The number of American workers experiencing a long-term disability continues to increase at a rate faster than the growth of the workforce according to a report recently released by the Council for Disability Awareness (CDA).
The 2006 Long-Term Disability Claims Review, published annually by the CDA, determines continuing and emerging trends in long-term disability claims and is based on private and public claims data. This year’s review revealed more than 500,000 individuals received long-term disability insurance payments from CDA member companies in 2006, resulting in claims payments in excess of $7.2 billion – a 7.5 percent increase in payments made in 2005.
Coupled with these private payouts, the Social Security Disability Insurance (SSDI) program paid 6.8 million disabled workers a total of $79.9 billion in 2006 – an 8.7 percent increase over payments made in 2005 and 105 percent more than the $39 billion provided in payments to SSDI program beneficiaries 10 years ago.
“After reviewing both the private and public data, it is clear that America’s workers must better equip themselves to handle the possibility of a long-term disability and the financial consequences that may accompany it,” said Robert Taylor, president of CDA.
According to the review, the leading cause of long-term disability insurance claims continues to be musculoskeletal/connective tissue disorders – accounting for almost one-quarter of all new claims. Cancer and cardiovascular/circulatory problems remained the second and third most common causes of new disability claims. Accidents and injuries, often thought to be a major cause of claims, accounted for less that 8 percent of new long-term disabilities last year.
“CDA and its members are working hard to initiate a public dialogue that will increase disability awareness,” Taylor explained. “By informing American workers about causes of and trends in disability, we believe we can help increase their chances for financial security in the event a long-term disability strikes.”
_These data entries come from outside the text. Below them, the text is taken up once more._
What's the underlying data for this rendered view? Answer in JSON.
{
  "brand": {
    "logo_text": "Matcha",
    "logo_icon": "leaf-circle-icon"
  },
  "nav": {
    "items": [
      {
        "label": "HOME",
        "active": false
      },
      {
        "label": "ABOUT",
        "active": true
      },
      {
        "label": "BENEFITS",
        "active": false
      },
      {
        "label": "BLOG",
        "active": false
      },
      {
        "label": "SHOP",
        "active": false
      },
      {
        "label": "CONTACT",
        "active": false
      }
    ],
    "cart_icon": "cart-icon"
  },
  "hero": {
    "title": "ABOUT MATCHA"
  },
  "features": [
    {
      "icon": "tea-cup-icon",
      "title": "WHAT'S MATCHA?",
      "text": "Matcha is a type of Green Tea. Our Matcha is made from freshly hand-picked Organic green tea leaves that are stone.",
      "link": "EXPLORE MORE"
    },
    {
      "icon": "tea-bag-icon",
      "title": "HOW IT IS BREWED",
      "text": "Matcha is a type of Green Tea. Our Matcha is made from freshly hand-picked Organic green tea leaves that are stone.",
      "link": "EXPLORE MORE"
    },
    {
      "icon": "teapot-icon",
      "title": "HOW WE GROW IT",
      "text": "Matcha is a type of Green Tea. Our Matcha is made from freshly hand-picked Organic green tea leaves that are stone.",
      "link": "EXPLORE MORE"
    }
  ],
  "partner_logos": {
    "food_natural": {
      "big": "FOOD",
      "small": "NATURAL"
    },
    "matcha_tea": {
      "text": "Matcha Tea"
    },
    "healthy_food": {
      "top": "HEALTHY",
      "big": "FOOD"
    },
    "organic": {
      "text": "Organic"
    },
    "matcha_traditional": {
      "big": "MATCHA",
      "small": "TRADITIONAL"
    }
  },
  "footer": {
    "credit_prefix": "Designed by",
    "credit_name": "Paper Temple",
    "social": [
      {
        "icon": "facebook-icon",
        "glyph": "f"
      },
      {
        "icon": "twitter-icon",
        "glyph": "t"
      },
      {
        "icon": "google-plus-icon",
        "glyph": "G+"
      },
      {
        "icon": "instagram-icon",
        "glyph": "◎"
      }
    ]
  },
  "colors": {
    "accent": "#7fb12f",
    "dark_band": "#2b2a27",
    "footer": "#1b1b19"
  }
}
More information about the 2006 Long-Term Disability Claims Review is available on the CDA Web site, disabilitycanhappen.org.